◆ Your assignment:
Return only those lines of the records below in which "username" appears.
☆ ☆ ☆ ☆ ☆
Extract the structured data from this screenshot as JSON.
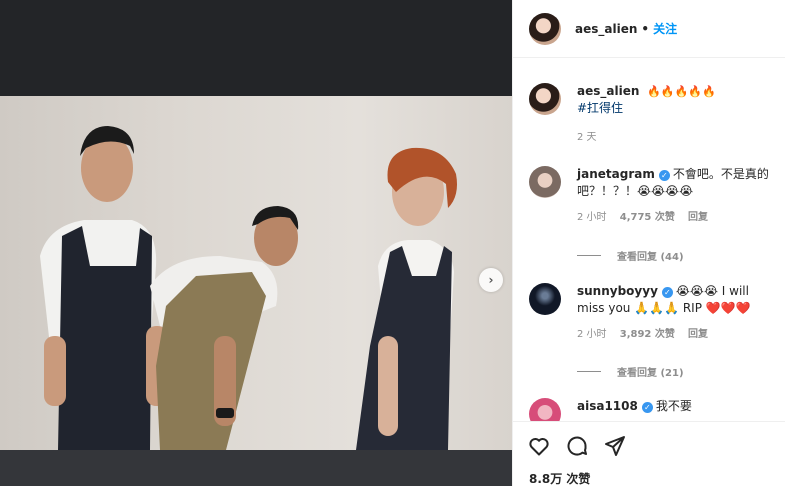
{
  "header": {
    "username": "aes_alien",
    "separator": "•",
    "follow_label": "关注"
  },
  "caption": {
    "username": "aes_alien",
    "emojis": "🔥🔥🔥🔥🔥",
    "hashtag": "#扛得住",
    "time": "2 天"
  },
  "comments": [
    {
      "username": "janetagram",
      "verified": true,
      "text": "不會吧。不是真的吧？！？！😭😭😭😭",
      "time": "2 小时",
      "likes": "4,775 次赞",
      "reply": "回复",
      "view_replies": "查看回复 (44)"
    },
    {
      "username": "sunnyboyyy",
      "verified": true,
      "text": "😭😭😭 I will miss you 🙏🙏🙏 RIP ❤️❤️❤️",
      "time": "2 小时",
      "likes": "3,892 次赞",
      "reply": "回复",
      "view_replies": "查看回复 (21)"
    },
    {
      "username": "aisa1108",
      "verified": true,
      "text": "我不要"
    }
  ],
  "actions": {
    "like_count": "8.8万 次赞"
  },
  "icons": {
    "like": "heart-icon",
    "comment": "comment-icon",
    "share": "share-icon",
    "next": "chevron-right-icon"
  },
  "colors": {
    "accent": "#0095f6",
    "verified": "#3897f0",
    "muted": "#8e8e8e"
  }
}
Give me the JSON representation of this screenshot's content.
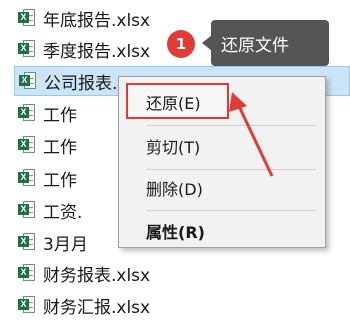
{
  "files": [
    {
      "name": "年底报告.xlsx",
      "icon": "excel-file-icon",
      "selected": false
    },
    {
      "name": "季度报告.xlsx",
      "icon": "excel-file-icon",
      "selected": false
    },
    {
      "name": "公司报表.xl",
      "icon": "excel-file-icon",
      "selected": true
    },
    {
      "name": "工作",
      "icon": "excel-file-icon",
      "selected": false
    },
    {
      "name": "工作",
      "icon": "excel-file-icon",
      "selected": false
    },
    {
      "name": "工作",
      "icon": "excel-file-icon",
      "selected": false
    },
    {
      "name": "工资.",
      "icon": "excel-file-icon",
      "selected": false
    },
    {
      "name": "3月月",
      "icon": "excel-file-icon",
      "selected": false
    },
    {
      "name": "财务报表.xlsx",
      "icon": "excel-file-icon",
      "selected": false
    },
    {
      "name": "财务汇报.xlsx",
      "icon": "excel-file-icon",
      "selected": false
    }
  ],
  "excel_badge_letter": "X",
  "context_menu": {
    "restore": "还原(E)",
    "cut": "剪切(T)",
    "delete": "删除(D)",
    "properties": "属性(R)"
  },
  "annotation": {
    "step_number": "1",
    "tooltip_text": "还原文件",
    "highlight_color": "#e03c35"
  },
  "colors": {
    "selection_bg": "#cce4f7",
    "menu_bg": "#f2f2f2",
    "tooltip_bg": "#555555",
    "excel_green": "#1e7145"
  }
}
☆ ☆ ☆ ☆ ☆
◆ Exercise solution:
    "username": "aes_alien",
    "username": "aes_alien",
      "username": "janetagram",
      "username": "sunnyboyyy",
      "username": "aisa1108",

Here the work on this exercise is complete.